“This entire year I could count on my fingers how many times I’ve been outside or hung out with my friends, because of what happened with me on the public transportation,” says Iffat. “Even coming to [this interview], honestly it took so much mental preparation to do this. But I wanted to do it, and I feel it also has to do with trying to get some sort of control.”

The #MeToo movement has brought new attention to street harassment of women, but Ahmad says she doesn’t think it’s done enough to address the experiences of Muslim women. “I don’t think they’re doing anything” to address gendered Islamophobia, she says. “As a survivor of that specific kind of [Islamophobic] violence, I don’t see myself in that movement. It doesn’t seem connected to the realities of Muslim women.”

Some New Yorkers are taking steps to make their city safer for everyone. The Arab American Association of New York has run bystander intervention trainings to teach people how to address Islamophobic violence when they see it, in tandem with an accompaniment program for Muslim residents fearful of traveling or commuting on their own. The initiative was started in the run-up to the 2016 election, when Islamophobic attacks and harassment began to increase. “We’re trying to get our allies to put their bodies on the line for the people who are directly impacted” by Islamophobic violence, explains AAANY community organizer Reem Ramadan.

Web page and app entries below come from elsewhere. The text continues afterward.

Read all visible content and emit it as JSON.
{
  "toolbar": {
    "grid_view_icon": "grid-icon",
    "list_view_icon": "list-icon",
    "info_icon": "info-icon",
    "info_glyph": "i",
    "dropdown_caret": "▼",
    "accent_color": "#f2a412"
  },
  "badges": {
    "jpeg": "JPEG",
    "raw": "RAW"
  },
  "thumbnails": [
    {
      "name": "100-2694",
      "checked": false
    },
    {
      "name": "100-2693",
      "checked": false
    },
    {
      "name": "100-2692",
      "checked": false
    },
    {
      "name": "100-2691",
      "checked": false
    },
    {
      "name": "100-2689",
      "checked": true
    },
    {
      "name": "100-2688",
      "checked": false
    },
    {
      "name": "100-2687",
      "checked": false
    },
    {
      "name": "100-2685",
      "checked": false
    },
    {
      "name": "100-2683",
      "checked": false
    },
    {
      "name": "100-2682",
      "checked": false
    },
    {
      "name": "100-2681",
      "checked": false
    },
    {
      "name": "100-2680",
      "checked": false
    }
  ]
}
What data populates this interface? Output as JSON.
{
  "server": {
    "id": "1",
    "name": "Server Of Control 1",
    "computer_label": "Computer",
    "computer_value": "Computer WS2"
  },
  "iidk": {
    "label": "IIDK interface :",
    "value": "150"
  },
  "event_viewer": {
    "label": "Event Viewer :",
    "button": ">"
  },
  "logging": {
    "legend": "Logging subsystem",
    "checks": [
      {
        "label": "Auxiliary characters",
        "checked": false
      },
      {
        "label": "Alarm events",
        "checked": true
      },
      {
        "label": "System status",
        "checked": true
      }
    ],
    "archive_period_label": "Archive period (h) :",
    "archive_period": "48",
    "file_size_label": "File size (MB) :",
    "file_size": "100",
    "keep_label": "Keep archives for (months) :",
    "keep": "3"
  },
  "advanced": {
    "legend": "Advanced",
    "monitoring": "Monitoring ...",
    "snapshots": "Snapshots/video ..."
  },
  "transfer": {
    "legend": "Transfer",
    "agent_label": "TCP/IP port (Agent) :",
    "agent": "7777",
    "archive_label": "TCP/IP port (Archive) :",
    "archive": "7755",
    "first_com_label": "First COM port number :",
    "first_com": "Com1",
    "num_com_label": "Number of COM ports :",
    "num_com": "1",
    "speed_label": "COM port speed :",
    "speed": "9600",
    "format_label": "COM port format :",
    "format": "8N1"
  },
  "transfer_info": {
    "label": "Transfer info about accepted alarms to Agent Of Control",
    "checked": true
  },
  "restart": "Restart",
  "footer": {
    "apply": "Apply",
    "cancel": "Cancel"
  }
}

Besides calling the police, there are other steps available to people who are victims of discrimination or harassment, including reporting it to CCHR online. People who want to file an official complaint of discrimination can do so in court or through the CCHR’s Law Enforcement Bureau, which is responsible for enforcing New York City’s Human Rights Law. “Nobody should have to live with these daily indignities and consider it as part of their everyday life, and New York City is working hard to change that,” says Hassan.

In March, Ahmad and others launched Rivers of Hope, an online toolkit for women who’ve survived Islamophobic violence, which incorporates a lot of her research documenting women’s experiences with Islamophobic attacks. The kit also includes poetry, information on how to get support, and tips for feeling better in the aftermath of an attack. “Don’t let anyone judge you with how you cope with what happened,” she says. “The incident happened to you. It didn’t happen to anyone else.” To survivors of gendered Islamophobia, she adds: “It’s not your fault, and you’re not alone.”